(To do): Beginning at the line that contains "Extract the structured", write out each remaining line of the entries below exactly as it stands.
[Listed records Boundary: Start]
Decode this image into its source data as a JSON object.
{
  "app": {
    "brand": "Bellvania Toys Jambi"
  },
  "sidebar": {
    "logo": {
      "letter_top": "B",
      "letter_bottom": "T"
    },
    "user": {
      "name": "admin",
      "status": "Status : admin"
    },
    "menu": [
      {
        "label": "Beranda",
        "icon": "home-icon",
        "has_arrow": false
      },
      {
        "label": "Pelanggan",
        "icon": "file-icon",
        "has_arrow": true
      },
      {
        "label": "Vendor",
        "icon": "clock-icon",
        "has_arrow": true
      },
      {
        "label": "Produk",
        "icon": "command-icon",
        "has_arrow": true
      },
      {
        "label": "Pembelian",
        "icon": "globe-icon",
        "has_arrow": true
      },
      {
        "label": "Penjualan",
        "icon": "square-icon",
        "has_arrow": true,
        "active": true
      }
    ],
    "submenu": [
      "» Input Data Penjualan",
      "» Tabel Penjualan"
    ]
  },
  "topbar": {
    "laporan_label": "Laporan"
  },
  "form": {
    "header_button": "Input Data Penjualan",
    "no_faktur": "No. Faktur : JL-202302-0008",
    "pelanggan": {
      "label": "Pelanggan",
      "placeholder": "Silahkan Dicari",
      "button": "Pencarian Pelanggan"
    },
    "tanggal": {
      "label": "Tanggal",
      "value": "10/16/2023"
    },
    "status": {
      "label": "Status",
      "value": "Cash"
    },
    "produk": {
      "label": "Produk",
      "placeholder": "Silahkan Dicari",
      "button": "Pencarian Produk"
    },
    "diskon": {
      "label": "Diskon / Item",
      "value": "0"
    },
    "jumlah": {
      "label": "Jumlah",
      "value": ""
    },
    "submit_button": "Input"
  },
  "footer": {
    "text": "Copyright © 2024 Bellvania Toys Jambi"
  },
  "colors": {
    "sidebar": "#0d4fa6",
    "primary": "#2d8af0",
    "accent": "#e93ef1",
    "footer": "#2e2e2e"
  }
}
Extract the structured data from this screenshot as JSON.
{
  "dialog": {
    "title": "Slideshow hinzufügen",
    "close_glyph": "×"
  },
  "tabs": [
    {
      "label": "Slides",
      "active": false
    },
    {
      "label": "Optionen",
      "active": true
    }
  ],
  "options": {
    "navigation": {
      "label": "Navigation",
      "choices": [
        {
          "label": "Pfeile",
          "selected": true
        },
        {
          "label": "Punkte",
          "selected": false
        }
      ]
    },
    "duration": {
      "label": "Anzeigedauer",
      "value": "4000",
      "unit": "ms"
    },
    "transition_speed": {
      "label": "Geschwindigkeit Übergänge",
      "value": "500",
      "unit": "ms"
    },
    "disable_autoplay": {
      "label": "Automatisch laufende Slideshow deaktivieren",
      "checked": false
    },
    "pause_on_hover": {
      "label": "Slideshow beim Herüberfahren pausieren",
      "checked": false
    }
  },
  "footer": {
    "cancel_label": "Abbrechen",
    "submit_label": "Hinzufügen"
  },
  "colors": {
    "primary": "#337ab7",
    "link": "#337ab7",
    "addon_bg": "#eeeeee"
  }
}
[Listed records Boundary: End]
(Answer area):
Extract the structured data from this screenshot as JSON.
{
  "dialog": {
    "title": "Slideshow hinzufügen",
    "close_glyph": "×"
  },
  "tabs": [
    {
      "label": "Slides",
      "active": false
    },
    {
      "label": "Optionen",
      "active": true
    }
  ],
  "options": {
    "navigation": {
      "label": "Navigation",
      "choices": [
        {
          "label": "Pfeile",
          "selected": true
        },
        {
          "label": "Punkte",
          "selected": false
        }
      ]
    },
    "duration": {
      "label": "Anzeigedauer",
      "value": "4000",
      "unit": "ms"
    },
    "transition_speed": {
      "label": "Geschwindigkeit Übergänge",
      "value": "500",
      "unit": "ms"
    },
    "disable_autoplay": {
      "label": "Automatisch laufende Slideshow deaktivieren",
      "checked": false
    },
    "pause_on_hover": {
      "label": "Slideshow beim Herüberfahren pausieren",
      "checked": false
    }
  },
  "footer": {
    "cancel_label": "Abbrechen",
    "submit_label": "Hinzufügen"
  },
  "colors": {
    "primary": "#337ab7",
    "link": "#337ab7",
    "addon_bg": "#eeeeee"
  }
}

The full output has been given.